Article 13 to Article 15 of Interpretation IV deal with distribution of profit. According to Article 14 and Article 15 of Interpretation IV, a shareholder who files a lawsuit for distributing profit shall bear the burden of proof and submit the resolution of the shareholders’ meeting containing the profit distribution plan to the court. Otherwise, the court will not uphold the shareholder’s claim unless other shareholders abuse their rights to cease distributing profit and cause damages to that shareholder.
4. Pre-emptive Rights of Shareholder
Article 16 to Article 22 of Interpretation IV deal with share transfers, especially the pre-emptive right of shareholder during a share transfer.
(1) Definition of “same conditions” of the pre-emptive right
According to the PRC Company Law, if a shareholder of a limited liability company intends to transfer its shares to a third party, the other shareholders have a pre-emptive right under the same conditions. Article 18 of the Interpretation IV stipulates that the term “same conditions” in the PRC Company Law shall take reference to the conditions of quantity, price, payment method and payment term, etc. of the share transfer.
(2) Term to exercise the pre-emptive right
The PRC Company Law does not contain stipulations as to the term during which a pre-emptive right can be exercised. According to Article 19 of Interpretation IV, after receiving the notice of share transfer, shareholders who wish to exercise their pre-emptive right shall do so within the term as stipulated in the Articles of Association of the company first. If the Articles of Association do not contain such term or the stipulation of the term is not clear, then the term shall be subject to the stipulation in the notice. If the term stipulated in the notice is shorter than 30 days or is not clear, the term to exercise the preemptive right shall be 30 days after receipt of the notice.
(3) Revocation of share transfer intention after other shareholders have exercised the pre-emptive right

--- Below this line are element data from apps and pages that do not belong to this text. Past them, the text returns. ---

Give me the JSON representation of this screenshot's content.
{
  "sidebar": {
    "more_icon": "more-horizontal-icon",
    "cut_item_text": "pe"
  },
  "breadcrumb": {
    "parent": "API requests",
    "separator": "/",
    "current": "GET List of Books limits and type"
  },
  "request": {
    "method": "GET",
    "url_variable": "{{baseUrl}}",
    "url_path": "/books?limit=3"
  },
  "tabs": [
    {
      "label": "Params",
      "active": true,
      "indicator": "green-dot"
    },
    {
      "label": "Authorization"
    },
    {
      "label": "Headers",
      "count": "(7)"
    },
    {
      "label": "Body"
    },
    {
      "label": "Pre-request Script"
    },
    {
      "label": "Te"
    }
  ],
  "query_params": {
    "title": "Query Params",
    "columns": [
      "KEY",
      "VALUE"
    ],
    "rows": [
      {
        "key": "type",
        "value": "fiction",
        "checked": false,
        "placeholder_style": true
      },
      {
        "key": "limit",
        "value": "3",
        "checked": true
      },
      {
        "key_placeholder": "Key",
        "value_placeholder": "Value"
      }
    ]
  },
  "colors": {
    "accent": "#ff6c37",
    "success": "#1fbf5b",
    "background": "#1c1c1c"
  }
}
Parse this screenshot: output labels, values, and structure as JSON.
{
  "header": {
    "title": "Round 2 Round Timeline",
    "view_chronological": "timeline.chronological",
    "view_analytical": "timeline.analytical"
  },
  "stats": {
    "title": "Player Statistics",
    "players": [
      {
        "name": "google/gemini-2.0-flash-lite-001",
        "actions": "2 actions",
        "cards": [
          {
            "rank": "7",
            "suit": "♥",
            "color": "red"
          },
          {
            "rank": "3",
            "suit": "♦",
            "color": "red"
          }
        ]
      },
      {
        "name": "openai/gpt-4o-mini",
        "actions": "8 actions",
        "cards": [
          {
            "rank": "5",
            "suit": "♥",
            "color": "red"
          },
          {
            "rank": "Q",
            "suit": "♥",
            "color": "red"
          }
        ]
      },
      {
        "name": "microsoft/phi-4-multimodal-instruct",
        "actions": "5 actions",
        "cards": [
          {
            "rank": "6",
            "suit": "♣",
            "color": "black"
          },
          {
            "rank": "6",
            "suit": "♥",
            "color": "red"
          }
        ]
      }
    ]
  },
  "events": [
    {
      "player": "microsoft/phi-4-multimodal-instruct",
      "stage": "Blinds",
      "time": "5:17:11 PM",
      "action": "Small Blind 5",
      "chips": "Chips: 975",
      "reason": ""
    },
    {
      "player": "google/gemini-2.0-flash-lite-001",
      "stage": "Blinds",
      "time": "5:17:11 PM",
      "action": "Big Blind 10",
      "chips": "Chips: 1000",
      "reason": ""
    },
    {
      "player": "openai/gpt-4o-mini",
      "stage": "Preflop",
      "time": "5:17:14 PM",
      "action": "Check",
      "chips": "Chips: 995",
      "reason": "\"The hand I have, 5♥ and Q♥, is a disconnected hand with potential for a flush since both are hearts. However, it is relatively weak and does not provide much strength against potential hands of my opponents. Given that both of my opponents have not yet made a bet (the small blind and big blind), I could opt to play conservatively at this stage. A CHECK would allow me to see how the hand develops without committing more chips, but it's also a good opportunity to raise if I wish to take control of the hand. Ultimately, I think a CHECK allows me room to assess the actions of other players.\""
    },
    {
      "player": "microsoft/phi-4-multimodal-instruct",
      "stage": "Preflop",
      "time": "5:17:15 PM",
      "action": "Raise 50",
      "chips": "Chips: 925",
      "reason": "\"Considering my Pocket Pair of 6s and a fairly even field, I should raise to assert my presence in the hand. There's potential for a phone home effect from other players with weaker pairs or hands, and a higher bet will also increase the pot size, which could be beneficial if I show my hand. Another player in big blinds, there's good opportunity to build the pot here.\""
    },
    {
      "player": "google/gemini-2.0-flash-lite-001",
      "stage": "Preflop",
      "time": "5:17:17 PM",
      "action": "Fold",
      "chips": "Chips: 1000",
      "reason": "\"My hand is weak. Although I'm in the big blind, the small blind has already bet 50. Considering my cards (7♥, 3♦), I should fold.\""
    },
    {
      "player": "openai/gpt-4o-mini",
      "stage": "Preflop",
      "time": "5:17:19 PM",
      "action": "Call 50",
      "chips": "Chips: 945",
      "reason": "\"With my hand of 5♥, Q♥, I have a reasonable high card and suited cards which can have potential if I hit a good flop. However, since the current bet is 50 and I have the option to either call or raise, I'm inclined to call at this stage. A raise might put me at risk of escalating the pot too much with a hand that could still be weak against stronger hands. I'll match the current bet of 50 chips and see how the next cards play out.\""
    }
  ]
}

A frequent question in legal practice is whether the transferor is still entitled to revoke his intention of share transfer after other shareholders exercised their pre-emptive right. Article 20 of Interpretation IV now confirms that unless otherwise agreed by all shareholders or stipulated in the Articles of Association, the transferor can still decide not to transfer the shares after other shareholders have exercised their pre-emptive right. However, in such case, the transferor shall compensate any reasonable losses of the other shareholders, if required by them.
5. Derivative Actions
Article 23 to Article 26 of Interpretation IV deal with the derivative actions. Derivative actions aim at protecting the right of minority shareholders. They are originally stipulated in Article 151 of the PRC Company Law. The concept is that minority shareholders under certain circumstances are entitled to require the board of directors (or executive director) or the board of supervisors (or supervisor) to initiate a lawsuit against a director or senior manager who violated his/her duty and caused damages to the company, or may even initiate such lawsuit directly on his/her own behalf to protect the interest of the company if the board of directors (or executive director) or the board of supervisors (or supervisor) refuses his/her request. Article 23 to Article 26 of Interpretation IV focus on the legal procedures for derivative actions and their consequences to both the company and the minority shareholders, if the minority shareholders initiate a lawsuit directly on his/her own behalf. If a minority shareholder initiates a lawsuit directly on their own behalf, the benefits resulting from winning the lawsuit will belong to the company, and not to the minority shareholder. However, in that case, reasonable costs of the lawsuit shall be undertaken by the company.
In China, the SPC is entitled to supplement statutory regulations through formal interpretations. Often, stipulations contained in laws and regulations are vague or incomplete so that the interpretations of the SPC considerably help to interpret the law and to avoid disputes. This also applies for Interpretation IV. A number of frequent questions referring to shareholders’ rights and corporate governance issues have now been clarified.